Photographer / Michael Durr
When the Village Montessori School opened in 2010, founders chose the name because the word “village” evokes the warm feeling of community and shared support.
“It’s a pretty pivotal time as a parent when your child is in preschool and you’re in the trenches with everybody,” says Anne Schollenberger, the preschool’s director.
Emily Watson knows this firsthand.
“I had a second child, in part, because I felt so at home with Village Montessori [while my older son was enrolled there],” Watson says. “I knew that I could cope with more children if I had their support.”
The school nurtures independence in each child by encouraging children’s natural curiosity.
“Three-year-olds want to do everything themselves — push the button, zip the coat, tie the shoes — so we slow everything down so they can practice those skills,” says Maria Leeman, the school’s lead teacher.
Doing everything in the child’s time takes a lot of preparation, work and thought.
“You have to put your own biases aside and pay attention to what they need,” she says. “It’s a lot of observing, getting on their level and taking the time to understand them as an individual and as a group.”
Watson appreciates how dedicated the Village Montessori teachers are to practicing patience.
“They’re willing to teach and reteach processes like preparing a snack or arranging a model of a plant,” says Watson, whose 2-year-old son is thrilled with his new self-sufficiency and independence.
“I move to put cereal in his bowl and he stops me: ‘I do it!’ He brings his dishes to the sink and says, ‘I did it!’” Watson says. “Learning the small processes of school has made him attuned to the processes at home and he readily puts away socks in one drawer and picks out underwear from another without any prompting from me.”
It’s the Montessori way of providing dignity through mindful preparation for the child’s needs.
“We don’t disvalue children because they’re young,” Leeman says. “We give them the time to learn at their pace and if that means taking 10 minutes to put on a shoe, that’s what we give them.”
These days, in particular, society is a slave to clocks, schedules and technology, all of which cause us to move at record speed. At Village Montessori School, however, they stop and smell the roses — literally. Being outside is vital to the curriculum for multiple reasons. Children naturally come to a sense of peace when they’re in nature.
The 24-member class makes a circle outside every day, inhaling the fresh air, relishing the sun on their cheeks, listening to chirping, squeaking, clucking animals around them and touching the bugs and the dirt. They also talk about their responsibility for taking care of the Earth.
“When we’re standing on the ground outside and talking about how to recycle, it makes it more real,” Leeman adds.

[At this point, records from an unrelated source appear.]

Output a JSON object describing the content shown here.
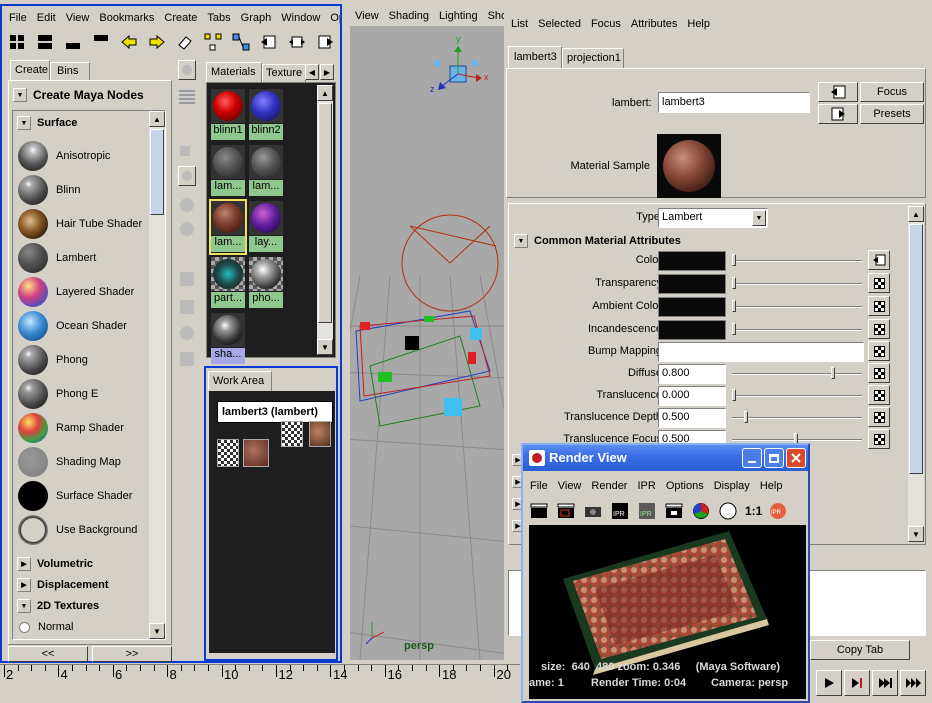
{
  "left_panel": {
    "menu": [
      "File",
      "Edit",
      "View",
      "Bookmarks",
      "Create",
      "Tabs",
      "Graph",
      "Window",
      "Optio"
    ],
    "tabs": {
      "create": "Create",
      "bins": "Bins"
    },
    "create_header": "Create Maya Nodes",
    "surface_label": "Surface",
    "surface_items": [
      "Anisotropic",
      "Blinn",
      "Hair Tube Shader",
      "Lambert",
      "Layered Shader",
      "Ocean Shader",
      "Phong",
      "Phong E",
      "Ramp Shader",
      "Shading Map",
      "Surface Shader",
      "Use Background"
    ],
    "more_sections": [
      "Volumetric",
      "Displacement",
      "2D Textures"
    ],
    "radio_label": "Normal",
    "nav_left": "<<",
    "nav_right": ">>",
    "mat_tabs": {
      "materials": "Materials",
      "textures": "Texture"
    },
    "materials": [
      "blinn1",
      "blinn2",
      "lam...",
      "lam...",
      "lam...",
      "lay...",
      "part...",
      "pho...",
      "sha..."
    ],
    "work_area_tab": "Work Area",
    "work_node": "lambert3 (lambert)"
  },
  "viewport": {
    "menu": [
      "View",
      "Shading",
      "Lighting",
      "Sho"
    ],
    "camera_label": "persp",
    "axis_x": "x",
    "axis_y": "y",
    "axis_z": "z"
  },
  "attr_editor": {
    "menu": [
      "List",
      "Selected",
      "Focus",
      "Attributes",
      "Help"
    ],
    "tabs": {
      "lambert3": "lambert3",
      "projection1": "projection1"
    },
    "lambert_label": "lambert:",
    "lambert_value": "lambert3",
    "focus_btn": "Focus",
    "presets_btn": "Presets",
    "material_sample_label": "Material Sample",
    "type_label": "Type",
    "type_value": "Lambert",
    "section_title": "Common Material Attributes",
    "color_attrs": [
      {
        "label": "Color"
      },
      {
        "label": "Transparency"
      },
      {
        "label": "Ambient Color"
      },
      {
        "label": "Incandescence"
      }
    ],
    "bump_label": "Bump Mapping",
    "num_attrs": [
      {
        "label": "Diffuse",
        "value": "0.800",
        "level": 0.8
      },
      {
        "label": "Translucence",
        "value": "0.000",
        "level": 0.0
      },
      {
        "label": "Translucence Depth",
        "value": "0.500",
        "level": 0.1
      },
      {
        "label": "Translucence Focus",
        "value": "0.500",
        "level": 0.5
      }
    ],
    "copy_tab": "Copy Tab"
  },
  "render_view": {
    "title": "Render View",
    "menu": [
      "File",
      "View",
      "Render",
      "IPR",
      "Options",
      "Display",
      "Help"
    ],
    "ratio": "1:1",
    "status_line1": "size:  640  480 zoom: 0.346     (Maya Software)",
    "status_frame": "ame: 1",
    "status_time": "Render Time: 0:04",
    "status_camera": "Camera: persp"
  },
  "timeline": {
    "ticks": [
      "2",
      "4",
      "6",
      "8",
      "10",
      "12",
      "14",
      "16",
      "18",
      "20"
    ]
  },
  "colors": {
    "panel_bg": "#d4d0c8",
    "dark_panel": "#1e1e1e",
    "viewport_bg": "#a8a8a8",
    "selection_blue": "#0a3ad6",
    "label_green": "#8fc88f",
    "title_blue": "#3a6ee8"
  }
}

The school also has chickens that the students feed and water daily. It’s just another way for them to understand about caring for living things.
“It’s a key concept to drive home during a developmental phase when it’s typically all about me, me, me,” Schollenberger says. “To learn to have that empathy prepares them to be good people.”
“All our teachers provide the support and modeling our children need to become self-directed, self-disciplined, self-possessed learners who care about and for their little school community,” she says.
The students also enjoy recess on the playscape.
“Rather than a jungle gym, which serves only one purpose, the playscape has things they play with that can evolve into multiple facets of learning,” Leeman says. For instance, a sandbox allows kids to dig trenches, build castles and make “cakes.” They also have an agility course, a climbing tube and a tire they can climb over or hide under. Plus, they’ll soon be adding a mud kitchen, complete with dirt, sand and leaves. Providing all of these options gives students a chance to work their small and large motor skills.
“It’s not so much about having it all as much as it is giving them what they need when the need arises,” Schollenberger says.
For instance, when the kids are fighting and need to let off steam, teachers bring out the bubbles, which calms everyone down.
And while the students are allowed to make messes, they also clean up themselves.
“We don’t just swoop in and do it for them,” Leeman says. “That’s part of the independence and dignity.”
Speaking of independence, curriculum is guided by student choice.
“People who are forced to do things learn nothing but anger,” Leeman says.
In the absence of mandate, however, the neurons start firing.
“I eavesdrop on four-year-olds negotiating the most equitable way to divide banana slices,” Watson says. “They use specialized learning tools and demonstrate how quantities are squared and cubed. I can only imagine how much better a math student I would have been if I had learned sophisticated concepts through play as a child rather than struggling with abstract ideas as a teenager.”
Leeman loves teaching preschoolers because it’s setting the stage for who they will become.
“How we want the world to be really starts with these 3 to 6-year-olds,” Leeman says. “This is where they are taught to be good people.”
Village Montessori is located at 6535 Ferguson Street in Indianapolis. For more information, call 317-257-7447 or visit them online at indyvillagemontessori.com.